It used to be very common, and somewhat beneficial, to target specific keywords in the meta keywords element of your site as search engines used to look here to get an idea of what your site was about.  Of course this was and still is used by many people in hopes of improving their rankings.  If only it were that simple.  The value of working on this Meta Element is extremely low if at all.  Creating unique descriptions in the meta description element of your pages, however, is important – but for a completely different reason which will be a topic of another blog post.

Guaranteed rankings or guaranteed amounts of traffic

It’s hard not to be warmed over by a great sounding guarantee.  Let me guess, you want number one rankings for the highest search volume keywords that even remotely represent your offering and you want traffic by the thousands to come to your site, correct?  Well shoot, we can get that for you if you’ll just sign this twelve month contract.  Truth be told, great guarantees are hard to come by. And I have yet to see any SEO companies guarantee anything but wasted time, a lighter pocket book, and a grudge against SEO companies.  This need not be the case.  A quality SEO company will show exactly what they are working on and how it will impact your website.  Remember, if it sounds too good to be true, it is.  I guarantee it!

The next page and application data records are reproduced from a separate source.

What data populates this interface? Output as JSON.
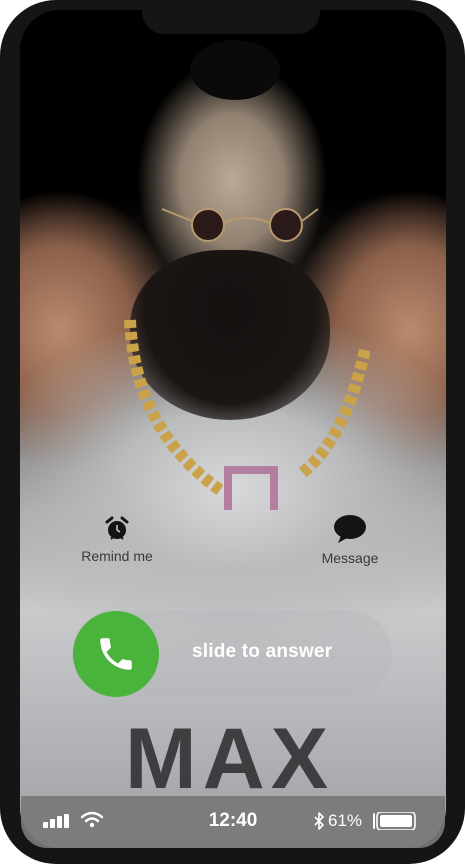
{
  "incoming_call": {
    "caller_name": "MAX",
    "actions": {
      "remind_label": "Remind me",
      "message_label": "Message"
    },
    "slider_label": "slide to answer"
  },
  "status_bar": {
    "time": "12:40",
    "battery_percent": "61%",
    "icons": [
      "signal-icon",
      "wifi-icon",
      "bluetooth-icon",
      "battery-icon"
    ]
  },
  "colors": {
    "answer_green": "#49b33c",
    "status_bar": "#787878",
    "phone_frame": "#151515"
  }
}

The number of companies offering the above ‘services’ is not as high as it once was.  Many consumers have wised up to many of the above mentioned careless tactics but there still are many phony companies out there.  In fact, this post was prompted by a phony SEO company whose proposal was sent on to me – it included each of the above tactics as main offerings.  I’ll leave you with one important recommendation:  When considering an SEO company to establish a relationship with, grab your outlined goals for your business and with your B.S. cap firmly on, review the offerings.  Is there anything that seems too good to be true?  Have the company you are considering explain anything that doesn’t seem possible.  And by all means, choose with your head and not based on fantasy.  Lastly, how many people are searching for sheep shears Georgia, anyways?

Page 4 of 512345